• Work to complete:
Would you retype each record exactly as given?

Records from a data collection

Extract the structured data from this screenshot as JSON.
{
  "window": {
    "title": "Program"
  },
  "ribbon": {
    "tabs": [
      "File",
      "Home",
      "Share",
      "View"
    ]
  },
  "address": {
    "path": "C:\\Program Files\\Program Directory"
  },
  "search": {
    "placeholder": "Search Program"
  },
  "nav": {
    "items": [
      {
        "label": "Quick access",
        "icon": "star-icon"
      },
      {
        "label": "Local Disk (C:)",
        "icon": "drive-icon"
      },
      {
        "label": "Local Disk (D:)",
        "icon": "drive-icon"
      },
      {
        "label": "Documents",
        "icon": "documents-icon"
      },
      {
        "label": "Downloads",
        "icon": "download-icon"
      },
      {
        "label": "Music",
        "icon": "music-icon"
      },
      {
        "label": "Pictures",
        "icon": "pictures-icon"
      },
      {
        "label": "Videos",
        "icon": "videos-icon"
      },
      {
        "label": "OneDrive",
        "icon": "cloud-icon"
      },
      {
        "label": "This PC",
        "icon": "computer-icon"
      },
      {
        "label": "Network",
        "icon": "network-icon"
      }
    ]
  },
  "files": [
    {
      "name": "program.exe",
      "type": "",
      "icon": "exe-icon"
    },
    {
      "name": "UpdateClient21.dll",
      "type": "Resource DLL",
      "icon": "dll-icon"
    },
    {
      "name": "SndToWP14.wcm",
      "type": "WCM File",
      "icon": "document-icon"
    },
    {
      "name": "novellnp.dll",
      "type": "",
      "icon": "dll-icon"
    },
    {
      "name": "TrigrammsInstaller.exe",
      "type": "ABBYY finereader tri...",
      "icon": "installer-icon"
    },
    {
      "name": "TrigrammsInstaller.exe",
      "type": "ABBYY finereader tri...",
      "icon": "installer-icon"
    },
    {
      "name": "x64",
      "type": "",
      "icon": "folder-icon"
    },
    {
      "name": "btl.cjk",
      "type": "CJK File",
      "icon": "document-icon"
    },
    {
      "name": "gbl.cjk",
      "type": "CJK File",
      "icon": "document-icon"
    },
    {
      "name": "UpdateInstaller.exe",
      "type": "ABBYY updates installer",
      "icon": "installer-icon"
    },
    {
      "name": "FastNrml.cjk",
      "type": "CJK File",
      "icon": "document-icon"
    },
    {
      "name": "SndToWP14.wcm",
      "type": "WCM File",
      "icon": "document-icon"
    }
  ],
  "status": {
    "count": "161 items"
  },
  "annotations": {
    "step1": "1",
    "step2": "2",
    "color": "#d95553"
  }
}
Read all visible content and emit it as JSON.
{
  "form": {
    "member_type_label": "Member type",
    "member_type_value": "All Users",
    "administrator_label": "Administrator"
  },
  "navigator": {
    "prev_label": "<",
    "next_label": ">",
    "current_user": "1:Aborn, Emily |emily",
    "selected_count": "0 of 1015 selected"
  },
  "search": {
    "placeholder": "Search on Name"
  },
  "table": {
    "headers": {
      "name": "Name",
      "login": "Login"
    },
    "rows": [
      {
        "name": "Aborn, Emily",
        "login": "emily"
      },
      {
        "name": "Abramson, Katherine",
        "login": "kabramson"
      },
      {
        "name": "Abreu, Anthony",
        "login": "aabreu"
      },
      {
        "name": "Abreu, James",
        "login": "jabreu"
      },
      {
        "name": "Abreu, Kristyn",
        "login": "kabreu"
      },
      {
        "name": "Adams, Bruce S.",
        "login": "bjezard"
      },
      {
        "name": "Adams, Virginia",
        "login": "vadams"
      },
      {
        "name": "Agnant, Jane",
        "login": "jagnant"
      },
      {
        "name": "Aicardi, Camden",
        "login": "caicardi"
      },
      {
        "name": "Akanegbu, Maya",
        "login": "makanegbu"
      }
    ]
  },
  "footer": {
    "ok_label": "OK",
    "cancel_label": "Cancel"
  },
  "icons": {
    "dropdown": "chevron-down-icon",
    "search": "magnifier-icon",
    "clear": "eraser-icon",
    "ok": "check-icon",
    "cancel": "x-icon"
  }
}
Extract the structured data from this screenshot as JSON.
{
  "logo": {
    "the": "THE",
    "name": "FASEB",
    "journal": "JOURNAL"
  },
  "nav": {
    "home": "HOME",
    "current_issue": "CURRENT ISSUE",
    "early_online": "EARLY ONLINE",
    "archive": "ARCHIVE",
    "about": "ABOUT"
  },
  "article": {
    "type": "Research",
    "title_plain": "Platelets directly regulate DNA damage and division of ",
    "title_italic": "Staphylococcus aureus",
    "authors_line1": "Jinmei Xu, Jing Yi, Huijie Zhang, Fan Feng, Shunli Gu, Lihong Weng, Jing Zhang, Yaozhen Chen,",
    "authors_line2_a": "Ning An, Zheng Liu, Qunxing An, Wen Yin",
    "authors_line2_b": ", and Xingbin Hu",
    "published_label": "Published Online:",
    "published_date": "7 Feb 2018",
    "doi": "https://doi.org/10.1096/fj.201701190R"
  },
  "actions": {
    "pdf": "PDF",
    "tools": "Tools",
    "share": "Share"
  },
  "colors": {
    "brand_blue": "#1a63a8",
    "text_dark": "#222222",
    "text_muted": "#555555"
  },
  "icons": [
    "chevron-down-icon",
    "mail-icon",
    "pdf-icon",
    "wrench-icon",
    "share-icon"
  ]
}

• Reply to the exercise:
Extract the structured data from this screenshot as JSON.
{
  "window": {
    "title": "Program"
  },
  "ribbon": {
    "tabs": [
      "File",
      "Home",
      "Share",
      "View"
    ]
  },
  "address": {
    "path": "C:\\Program Files\\Program Directory"
  },
  "search": {
    "placeholder": "Search Program"
  },
  "nav": {
    "items": [
      {
        "label": "Quick access",
        "icon": "star-icon"
      },
      {
        "label": "Local Disk (C:)",
        "icon": "drive-icon"
      },
      {
        "label": "Local Disk (D:)",
        "icon": "drive-icon"
      },
      {
        "label": "Documents",
        "icon": "documents-icon"
      },
      {
        "label": "Downloads",
        "icon": "download-icon"
      },
      {
        "label": "Music",
        "icon": "music-icon"
      },
      {
        "label": "Pictures",
        "icon": "pictures-icon"
      },
      {
        "label": "Videos",
        "icon": "videos-icon"
      },
      {
        "label": "OneDrive",
        "icon": "cloud-icon"
      },
      {
        "label": "This PC",
        "icon": "computer-icon"
      },
      {
        "label": "Network",
        "icon": "network-icon"
      }
    ]
  },
  "files": [
    {
      "name": "program.exe",
      "type": "",
      "icon": "exe-icon"
    },
    {
      "name": "UpdateClient21.dll",
      "type": "Resource DLL",
      "icon": "dll-icon"
    },
    {
      "name": "SndToWP14.wcm",
      "type": "WCM File",
      "icon": "document-icon"
    },
    {
      "name": "novellnp.dll",
      "type": "",
      "icon": "dll-icon"
    },
    {
      "name": "TrigrammsInstaller.exe",
      "type": "ABBYY finereader tri...",
      "icon": "installer-icon"
    },
    {
      "name": "TrigrammsInstaller.exe",
      "type": "ABBYY finereader tri...",
      "icon": "installer-icon"
    },
    {
      "name": "x64",
      "type": "",
      "icon": "folder-icon"
    },
    {
      "name": "btl.cjk",
      "type": "CJK File",
      "icon": "document-icon"
    },
    {
      "name": "gbl.cjk",
      "type": "CJK File",
      "icon": "document-icon"
    },
    {
      "name": "UpdateInstaller.exe",
      "type": "ABBYY updates installer",
      "icon": "installer-icon"
    },
    {
      "name": "FastNrml.cjk",
      "type": "CJK File",
      "icon": "document-icon"
    },
    {
      "name": "SndToWP14.wcm",
      "type": "WCM File",
      "icon": "document-icon"
    }
  ],
  "status": {
    "count": "161 items"
  },
  "annotations": {
    "step1": "1",
    "step2": "2",
    "color": "#d95553"
  }
}
Read all visible content and emit it as JSON.
{
  "form": {
    "member_type_label": "Member type",
    "member_type_value": "All Users",
    "administrator_label": "Administrator"
  },
  "navigator": {
    "prev_label": "<",
    "next_label": ">",
    "current_user": "1:Aborn, Emily |emily",
    "selected_count": "0 of 1015 selected"
  },
  "search": {
    "placeholder": "Search on Name"
  },
  "table": {
    "headers": {
      "name": "Name",
      "login": "Login"
    },
    "rows": [
      {
        "name": "Aborn, Emily",
        "login": "emily"
      },
      {
        "name": "Abramson, Katherine",
        "login": "kabramson"
      },
      {
        "name": "Abreu, Anthony",
        "login": "aabreu"
      },
      {
        "name": "Abreu, James",
        "login": "jabreu"
      },
      {
        "name": "Abreu, Kristyn",
        "login": "kabreu"
      },
      {
        "name": "Adams, Bruce S.",
        "login": "bjezard"
      },
      {
        "name": "Adams, Virginia",
        "login": "vadams"
      },
      {
        "name": "Agnant, Jane",
        "login": "jagnant"
      },
      {
        "name": "Aicardi, Camden",
        "login": "caicardi"
      },
      {
        "name": "Akanegbu, Maya",
        "login": "makanegbu"
      }
    ]
  },
  "footer": {
    "ok_label": "OK",
    "cancel_label": "Cancel"
  },
  "icons": {
    "dropdown": "chevron-down-icon",
    "search": "magnifier-icon",
    "clear": "eraser-icon",
    "ok": "check-icon",
    "cancel": "x-icon"
  }
}
Extract the structured data from this screenshot as JSON.
{
  "logo": {
    "the": "THE",
    "name": "FASEB",
    "journal": "JOURNAL"
  },
  "nav": {
    "home": "HOME",
    "current_issue": "CURRENT ISSUE",
    "early_online": "EARLY ONLINE",
    "archive": "ARCHIVE",
    "about": "ABOUT"
  },
  "article": {
    "type": "Research",
    "title_plain": "Platelets directly regulate DNA damage and division of ",
    "title_italic": "Staphylococcus aureus",
    "authors_line1": "Jinmei Xu, Jing Yi, Huijie Zhang, Fan Feng, Shunli Gu, Lihong Weng, Jing Zhang, Yaozhen Chen,",
    "authors_line2_a": "Ning An, Zheng Liu, Qunxing An, Wen Yin",
    "authors_line2_b": ", and Xingbin Hu",
    "published_label": "Published Online:",
    "published_date": "7 Feb 2018",
    "doi": "https://doi.org/10.1096/fj.201701190R"
  },
  "actions": {
    "pdf": "PDF",
    "tools": "Tools",
    "share": "Share"
  },
  "colors": {
    "brand_blue": "#1a63a8",
    "text_dark": "#222222",
    "text_muted": "#555555"
  },
  "icons": [
    "chevron-down-icon",
    "mail-icon",
    "pdf-icon",
    "wrench-icon",
    "share-icon"
  ]
}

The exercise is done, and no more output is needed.